Vol. 218, Issue 4568, pp. 177-179
DOI: 10.1126/science.7123229

Abstract
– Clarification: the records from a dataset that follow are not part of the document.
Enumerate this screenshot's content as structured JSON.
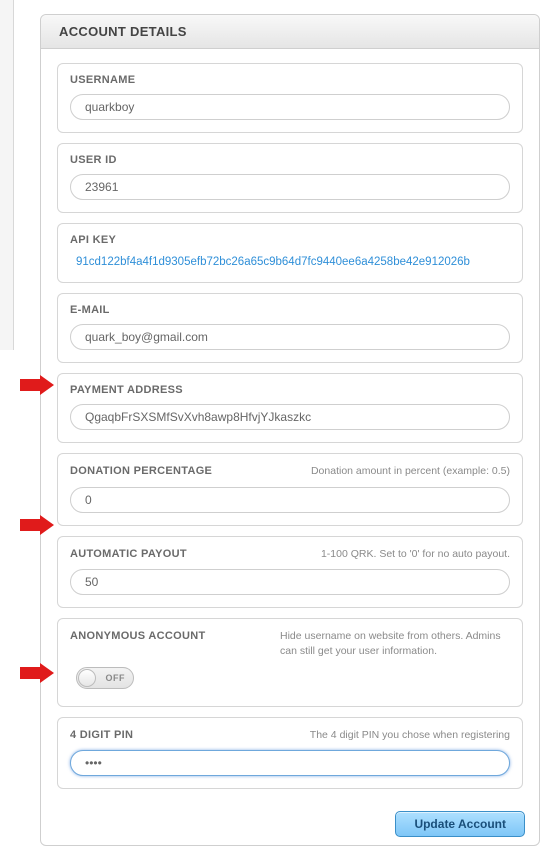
{
  "panel_title": "ACCOUNT DETAILS",
  "fields": {
    "username": {
      "label": "USERNAME",
      "value": "quarkboy"
    },
    "userid": {
      "label": "USER ID",
      "value": "23961"
    },
    "apikey": {
      "label": "API KEY",
      "value": "91cd122bf4a4f1d9305efb72bc26a65c9b64d7fc9440ee6a4258be42e912026b"
    },
    "email": {
      "label": "E-MAIL",
      "value": "quark_boy@gmail.com"
    },
    "payaddr": {
      "label": "PAYMENT ADDRESS",
      "value": "QgaqbFrSXSMfSvXvh8awp8HfvjYJkaszkc"
    },
    "donation": {
      "label": "DONATION PERCENTAGE",
      "hint": "Donation amount in percent (example: 0.5)",
      "value": "0"
    },
    "autopayout": {
      "label": "AUTOMATIC PAYOUT",
      "hint": "1-100 QRK. Set to '0' for no auto payout.",
      "value": "50"
    },
    "anon": {
      "label": "ANONYMOUS ACCOUNT",
      "hint": "Hide username on website from others. Admins can still get your user information.",
      "toggle": "OFF"
    },
    "pin": {
      "label": "4 DIGIT PIN",
      "hint": "The 4 digit PIN you chose when registering",
      "value": "••••"
    }
  },
  "buttons": {
    "update": "Update Account"
  }
}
Topical application of convulsants to the rat sensorimotor cortex in concentrations sufficient to cause repetitive focal motor seizures resulted in acute neuropathology (dark cell neuronal degeneration and spongiform neurophil changes) involving both the cortical seizure focus and certain thalamic nuclei within seizure pathways. Changes in the cortex were localized primarily in layer IV and those in the thalamus in nuclei having reciprocal connections with the cortical focus. The spongiform neuropil changes consisted of massively dilated presynaptic axon terminals in the cortex and postsynaptic dendrites in the thalamus. The dendritic and dark cell changes resemble the excitotoxic damage caused by glutamate and aspartate. Since these putative transmitters may be released locally from recurrent collaterals and remotely from corticothalamic axons, excessive release of glutamate or aspartate may account for the changes in both sites. The abnormal axons in sensory cortex appear to be terminals of thalamocortical neurons. Swelling of these axons may be caused by excessive anti- and orthodromic firing in the course of focal motor seizures.